This month, Britons will take part in the referendum of a generation, on membership of the EU.
The last time such a referendum was held, in 1973, the consensus was overwhelmingly in favour of joining the EEC, as it was then. In 2016, that outcome is far from assured. Though the ‘remainers’ have the edge, there is a distinct possibility the ‘leavers’ will prevail on the day.
The question mark over the outcome is being compounded by uncertainty over the implications – particularly if voters opt to leave. Though newspapers’ opinion pages are full of discussion over what might happen in the event of Brexit, the simple truth is nobody knows for sure. It is telling that none of the major accountancy bodies have yet published any clear guidance for finance professionals on planning for the possibility of Brexit. There is no single script that explains how ‘one of the most complicated divorces in history’ will unfold, and what its impacts on business might be.
As a consequence of this, businesses must model and plan for multiple possible futures. These plans should cover best and worst-case scenarios, and all points in between, to understand their business impact. These exercises could be more valuable yet: disruptive events present huge opportunities to organisations that are best-placed to exploit them. Brexit is likely to be no exception.
There are, of course, many other issues at stake in the referendum – the supply of labour, regulatory uncertainty, trade with Scotland, and London’s future as a financial centre outside of Europe to name but a few. In my view, however, all of the uncertainty boils down to just two big questions:
- What will happen to the costs of doing business?
The ‘Remain’ camp has made much of the many trade agreements that would need to be renegotiated once Britain left the EU. The most important of these is the European Single Market itself, but the UK would also find itself out of soon-to-be-concluded deals with the USA, Japan and Canada. In the short term, it is virtually inevitable that UK goods for export to Europe will find themselves subject to import tariffs, as could components from overseas that are built into British-made goods.
Brexit could also require Britain to renegotiate airport-access rights with each country individually – pushing up the cost of air travel (and air freight) in the process.

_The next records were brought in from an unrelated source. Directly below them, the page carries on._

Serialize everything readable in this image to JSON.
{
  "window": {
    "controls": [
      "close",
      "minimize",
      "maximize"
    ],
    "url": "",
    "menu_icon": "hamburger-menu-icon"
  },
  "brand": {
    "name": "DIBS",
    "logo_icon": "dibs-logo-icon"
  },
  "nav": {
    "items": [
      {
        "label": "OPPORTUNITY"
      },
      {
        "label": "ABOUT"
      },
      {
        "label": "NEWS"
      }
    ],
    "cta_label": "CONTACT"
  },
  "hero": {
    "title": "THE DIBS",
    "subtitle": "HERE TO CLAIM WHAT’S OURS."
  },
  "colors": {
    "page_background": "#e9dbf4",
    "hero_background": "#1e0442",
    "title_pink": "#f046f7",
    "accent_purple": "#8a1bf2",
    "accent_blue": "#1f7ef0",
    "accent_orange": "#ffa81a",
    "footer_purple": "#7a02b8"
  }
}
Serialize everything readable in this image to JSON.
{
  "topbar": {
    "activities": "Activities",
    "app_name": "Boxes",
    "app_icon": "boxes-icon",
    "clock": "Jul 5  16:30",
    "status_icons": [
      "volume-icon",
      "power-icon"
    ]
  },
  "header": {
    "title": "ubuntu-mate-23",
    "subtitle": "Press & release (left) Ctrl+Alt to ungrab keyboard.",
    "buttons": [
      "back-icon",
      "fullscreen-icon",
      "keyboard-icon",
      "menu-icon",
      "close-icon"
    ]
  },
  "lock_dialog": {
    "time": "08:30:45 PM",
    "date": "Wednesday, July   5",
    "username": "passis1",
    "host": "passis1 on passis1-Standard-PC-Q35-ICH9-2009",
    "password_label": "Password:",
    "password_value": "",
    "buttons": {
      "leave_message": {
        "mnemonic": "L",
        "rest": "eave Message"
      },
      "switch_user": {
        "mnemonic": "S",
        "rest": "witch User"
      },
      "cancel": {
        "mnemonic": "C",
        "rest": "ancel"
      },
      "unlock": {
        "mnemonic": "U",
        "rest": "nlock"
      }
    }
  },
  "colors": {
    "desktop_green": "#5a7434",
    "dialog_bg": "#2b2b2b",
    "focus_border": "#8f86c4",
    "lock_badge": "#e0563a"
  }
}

The likelihood is that in the short term, UK firms will find themselves facing higher costs, forcing them to choose between increasing their prices and jeopardising their international competitiveness, or accepting lower margins.
- Will I need to radically reorganise my sales force?
Uncertainty over the dynamics of international trade may require organisations to rethink how they structure and incentivise their sales forces. Where the EU is likely to have been the default export market for many firms, Brexit (and the subsequent renegotiation of trade deals) may encourage firms to look further afield. Could this see UK exporters placing a greater emphasis on regions like Africa, the Middle East, or South America? Those that reach these conclusions fastest will have a natural edge in those markets – not to mention the pick of the best sales and management talent.
Where outcomes and their impacts are as nebulous and interconnected as they are in the Europe referendum, businesses are going to need to be equally sophisticated in their planning. Isolated spreadsheets here and there are unlikely to tell the whole story; companies must try and model all of the variables, from marketing to supply chain, HR and finances, in one place. Get it right, and however events unfold on 23rd June, executives can rest assured their businesses will thrive. The best antidote for uncertainty is a plan.
Image Credit: JMiks / Shutterstock
Ian Stone, Managing Director, UK & Ireland, Anaplan